Coming into the game, Vince Velasquez was striking out 24.7% of the batters he faced. Of every pitcher who’s thrown at least 30 innings this year, he came in 39th in K%. That’s not bad! 39th out of 118 is comfortably above average. But it’s not elite, and he still got strikeouts at will against the Giants. That’s how the entire series went; not including today, the Phillies starting staff is 14th in the majors in K%, and the Giants spent all four games swinging through everything.
Do you think “swinging through everything” is an exaggeration? Well, yes, you’re right. But it’s less of an exaggeration than in any other four game series in Giants history going back more than 100 years. They crushed their old record. Stats Inc put this out four strikeouts before they were done for the day:
The Giants beat their previous record by 25%. They basically took their all time worst four game series for strikeouts, which they set against Randy Johnson, Curt Schilling, and Brandon Webb, and said, “We can cram a whole other game’s worth of strikeouts in those four games,” and then they did! It’s an impressive commitment to a stupid, stupid bit, like Nicolas Cage in The Wicker Man, or Nicolas Cage in Ghost Rider, or Nicolas Cage in Knowing, or Nicolas Cage in ... you know what? Like Nicolas Cage. Let’s just stick with that.
The Phillies found a vulnerability and they exposed it. From the outside, it sure looks like that vulnerability is that the Giants can’t hit pitches thrown by baseball pitchers, but it’s probably more complicated than that. Maybe it’s spin rate, maybe it’s velocity, maybe it’s sequencing, but Phillies pitching sure had the Giants’ number this whole series. Strikeouts have been up for the Giants all year, probably at least partially because the team has embraced the launch angle revolution, but this goes beyond that. We’re well past Tip Your Cap territory. This is Chronicle Feature Story About Alonzo Powell And Rich Schu Staying Up All Night territory.

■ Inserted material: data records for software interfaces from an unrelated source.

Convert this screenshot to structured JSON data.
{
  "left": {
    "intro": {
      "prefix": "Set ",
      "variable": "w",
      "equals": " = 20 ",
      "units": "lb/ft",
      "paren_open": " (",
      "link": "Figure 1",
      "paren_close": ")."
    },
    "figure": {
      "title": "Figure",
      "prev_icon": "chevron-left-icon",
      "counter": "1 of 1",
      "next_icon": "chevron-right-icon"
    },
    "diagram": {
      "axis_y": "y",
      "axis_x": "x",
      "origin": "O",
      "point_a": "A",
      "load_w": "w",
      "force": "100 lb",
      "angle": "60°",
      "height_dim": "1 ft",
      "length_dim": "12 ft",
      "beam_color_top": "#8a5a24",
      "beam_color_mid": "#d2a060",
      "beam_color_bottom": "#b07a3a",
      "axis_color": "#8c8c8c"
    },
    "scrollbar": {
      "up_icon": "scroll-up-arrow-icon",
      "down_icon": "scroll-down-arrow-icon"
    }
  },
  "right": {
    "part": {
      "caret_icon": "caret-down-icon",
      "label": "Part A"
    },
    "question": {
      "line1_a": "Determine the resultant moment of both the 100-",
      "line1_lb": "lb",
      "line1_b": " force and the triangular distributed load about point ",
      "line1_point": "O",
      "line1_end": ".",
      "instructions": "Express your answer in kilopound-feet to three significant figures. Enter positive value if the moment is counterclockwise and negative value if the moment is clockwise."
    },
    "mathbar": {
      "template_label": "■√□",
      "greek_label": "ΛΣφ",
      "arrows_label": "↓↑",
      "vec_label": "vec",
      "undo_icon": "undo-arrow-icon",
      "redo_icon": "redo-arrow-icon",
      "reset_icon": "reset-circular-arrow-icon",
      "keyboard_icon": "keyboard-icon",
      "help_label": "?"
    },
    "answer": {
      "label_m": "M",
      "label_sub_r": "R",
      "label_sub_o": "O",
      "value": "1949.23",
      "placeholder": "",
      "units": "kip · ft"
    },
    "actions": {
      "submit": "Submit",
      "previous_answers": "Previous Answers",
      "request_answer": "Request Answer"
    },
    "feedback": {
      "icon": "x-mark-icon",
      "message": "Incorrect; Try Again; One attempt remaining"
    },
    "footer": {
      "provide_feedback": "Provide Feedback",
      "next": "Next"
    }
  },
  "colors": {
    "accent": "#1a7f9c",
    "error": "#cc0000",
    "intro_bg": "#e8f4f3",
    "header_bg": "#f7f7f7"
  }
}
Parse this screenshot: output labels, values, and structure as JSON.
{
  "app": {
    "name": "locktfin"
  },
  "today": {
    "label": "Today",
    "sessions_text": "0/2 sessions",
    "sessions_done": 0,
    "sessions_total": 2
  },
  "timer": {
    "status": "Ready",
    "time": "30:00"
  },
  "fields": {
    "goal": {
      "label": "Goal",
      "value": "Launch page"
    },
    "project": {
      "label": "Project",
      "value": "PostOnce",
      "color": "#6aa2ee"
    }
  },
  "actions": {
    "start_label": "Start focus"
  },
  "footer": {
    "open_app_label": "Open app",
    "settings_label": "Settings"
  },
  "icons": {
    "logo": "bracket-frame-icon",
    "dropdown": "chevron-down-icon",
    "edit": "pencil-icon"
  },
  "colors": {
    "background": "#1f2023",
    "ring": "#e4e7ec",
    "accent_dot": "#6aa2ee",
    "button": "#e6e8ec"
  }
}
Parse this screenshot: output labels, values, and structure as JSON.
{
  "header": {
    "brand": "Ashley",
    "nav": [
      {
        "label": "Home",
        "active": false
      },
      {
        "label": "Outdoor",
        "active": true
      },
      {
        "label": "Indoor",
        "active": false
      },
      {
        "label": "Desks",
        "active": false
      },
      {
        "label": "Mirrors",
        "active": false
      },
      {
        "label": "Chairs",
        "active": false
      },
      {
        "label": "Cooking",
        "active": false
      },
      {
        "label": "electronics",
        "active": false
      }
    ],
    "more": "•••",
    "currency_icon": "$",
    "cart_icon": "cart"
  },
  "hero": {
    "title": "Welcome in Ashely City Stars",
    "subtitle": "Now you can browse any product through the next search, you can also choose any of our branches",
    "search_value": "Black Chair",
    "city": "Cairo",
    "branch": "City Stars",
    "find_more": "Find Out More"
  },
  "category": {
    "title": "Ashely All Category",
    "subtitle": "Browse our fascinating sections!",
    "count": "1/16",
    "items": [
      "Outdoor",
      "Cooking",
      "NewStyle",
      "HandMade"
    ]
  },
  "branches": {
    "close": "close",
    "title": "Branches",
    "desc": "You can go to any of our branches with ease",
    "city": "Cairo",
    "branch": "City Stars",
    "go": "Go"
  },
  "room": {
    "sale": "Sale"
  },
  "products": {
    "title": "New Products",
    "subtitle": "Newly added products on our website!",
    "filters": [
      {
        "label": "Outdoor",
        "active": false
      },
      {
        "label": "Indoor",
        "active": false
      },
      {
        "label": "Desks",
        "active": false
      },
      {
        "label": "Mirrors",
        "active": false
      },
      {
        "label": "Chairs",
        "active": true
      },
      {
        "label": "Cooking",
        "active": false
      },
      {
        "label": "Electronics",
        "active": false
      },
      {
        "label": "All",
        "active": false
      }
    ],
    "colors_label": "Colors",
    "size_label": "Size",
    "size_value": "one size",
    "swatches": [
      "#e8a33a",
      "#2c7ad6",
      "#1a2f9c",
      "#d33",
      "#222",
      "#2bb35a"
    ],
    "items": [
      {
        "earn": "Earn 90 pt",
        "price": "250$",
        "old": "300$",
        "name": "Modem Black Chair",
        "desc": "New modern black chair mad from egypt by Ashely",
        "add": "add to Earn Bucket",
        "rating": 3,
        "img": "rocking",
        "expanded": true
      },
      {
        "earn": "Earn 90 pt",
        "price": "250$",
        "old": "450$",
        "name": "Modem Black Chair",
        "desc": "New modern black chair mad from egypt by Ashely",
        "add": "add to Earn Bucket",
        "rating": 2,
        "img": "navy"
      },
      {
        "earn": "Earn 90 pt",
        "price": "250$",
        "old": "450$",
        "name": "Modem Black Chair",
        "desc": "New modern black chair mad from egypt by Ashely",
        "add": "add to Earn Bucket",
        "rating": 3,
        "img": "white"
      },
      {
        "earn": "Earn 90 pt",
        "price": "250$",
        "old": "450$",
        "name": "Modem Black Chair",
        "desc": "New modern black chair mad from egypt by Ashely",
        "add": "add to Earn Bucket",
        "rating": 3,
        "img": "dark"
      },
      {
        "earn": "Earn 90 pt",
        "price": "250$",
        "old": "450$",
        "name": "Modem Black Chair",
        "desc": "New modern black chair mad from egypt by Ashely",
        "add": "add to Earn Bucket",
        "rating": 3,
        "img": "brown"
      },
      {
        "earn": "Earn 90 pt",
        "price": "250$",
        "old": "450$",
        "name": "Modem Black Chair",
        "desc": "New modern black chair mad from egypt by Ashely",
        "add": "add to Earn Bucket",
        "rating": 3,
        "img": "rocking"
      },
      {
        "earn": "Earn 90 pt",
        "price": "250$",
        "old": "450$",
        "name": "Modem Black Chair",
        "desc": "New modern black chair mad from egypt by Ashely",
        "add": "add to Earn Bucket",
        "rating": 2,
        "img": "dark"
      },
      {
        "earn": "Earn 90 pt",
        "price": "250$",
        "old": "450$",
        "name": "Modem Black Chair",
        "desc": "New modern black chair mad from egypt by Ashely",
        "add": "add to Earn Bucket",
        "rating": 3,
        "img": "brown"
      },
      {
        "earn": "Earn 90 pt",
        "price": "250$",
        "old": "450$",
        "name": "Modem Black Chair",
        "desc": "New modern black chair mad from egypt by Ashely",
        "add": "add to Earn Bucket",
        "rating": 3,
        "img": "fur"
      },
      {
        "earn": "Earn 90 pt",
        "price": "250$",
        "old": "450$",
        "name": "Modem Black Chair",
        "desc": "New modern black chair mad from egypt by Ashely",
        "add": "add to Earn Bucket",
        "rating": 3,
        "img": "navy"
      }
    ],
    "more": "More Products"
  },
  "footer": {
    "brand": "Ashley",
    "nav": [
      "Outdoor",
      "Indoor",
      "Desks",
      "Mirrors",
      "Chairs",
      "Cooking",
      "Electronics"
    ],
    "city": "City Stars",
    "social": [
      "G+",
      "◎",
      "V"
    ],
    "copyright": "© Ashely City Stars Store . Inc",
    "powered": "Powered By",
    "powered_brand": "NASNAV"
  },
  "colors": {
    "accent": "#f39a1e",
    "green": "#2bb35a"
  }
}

Ty Blach came in 117th out of 118 on that K% leaderboard, by the way.
Blach was good for the first three innings of the game, but after a leadoff walk in the fourth, things fell apart for him. He gave up a double down the line to Odubel Herrera, a single to Rhys Hoskins, and a three-run homer to Carlos Santana. The thing to keep in mind about Ty Blach, Major League Starter, is that he has much, much less margin for error than most other pitchers in the big leagues right now. He doesn’t have the pure stuff of just about anyone else in the rotation, but he makes up for it with control, command, and deception. Look at pitch 5 here on the Herrera double:
If that’s called a strike, then it’s a very different inning and a very different game. But the fact that it wasn’t put Blach in a more difficult position than a pitcher who can reach 95, or throw a biting 86 MPH slider. If he just misses, or he throws the ball on the edge of the zone and doesn’t get the call, where does he go from there? He doesn’t have the options of, say, Aaron Nola, which makes pitching so much harder for him when things don’t go perfectly.
Now it’s time for our hopefully never to be repeated again feature, Facebook Comments of the Day! This is for the most Facebook comments on the Facebook feed of today’s game, broadcast exclusively on Facebook, because that’s where the kids are nowadays.
Here is some expert commentary on Gregor Blanco’s home run:
Here, the people lend their insight to Alen Hanson’s homer:
Nick Hundley was today’s cleanup hitter, and here, Susan tells a tale of heartbreak:
Justin just likes comments:
Oh no! Carlos Santana just went yard! What do the people have to say about this?
Maxine, a francophone Giants fan, expresses hope that her team will win, while Drew has a yen for something else:
Josh is willing to cut a deal:
Here are pros and cons of the game being on Facebook:
JENNY THIS IS VERY IMPORTANT
Sick burns here:
Steven asks former Giants reliever Javy Lopez about an important hypothetical:
John gets topical:
Facebook is bad:
Lugui does not like sports:
Sometimes people mistake Hugh for something he’s not:
And Cynthia chimes in with the coveted Most Facebook Comment Of The Game. Congrats, Cynthia!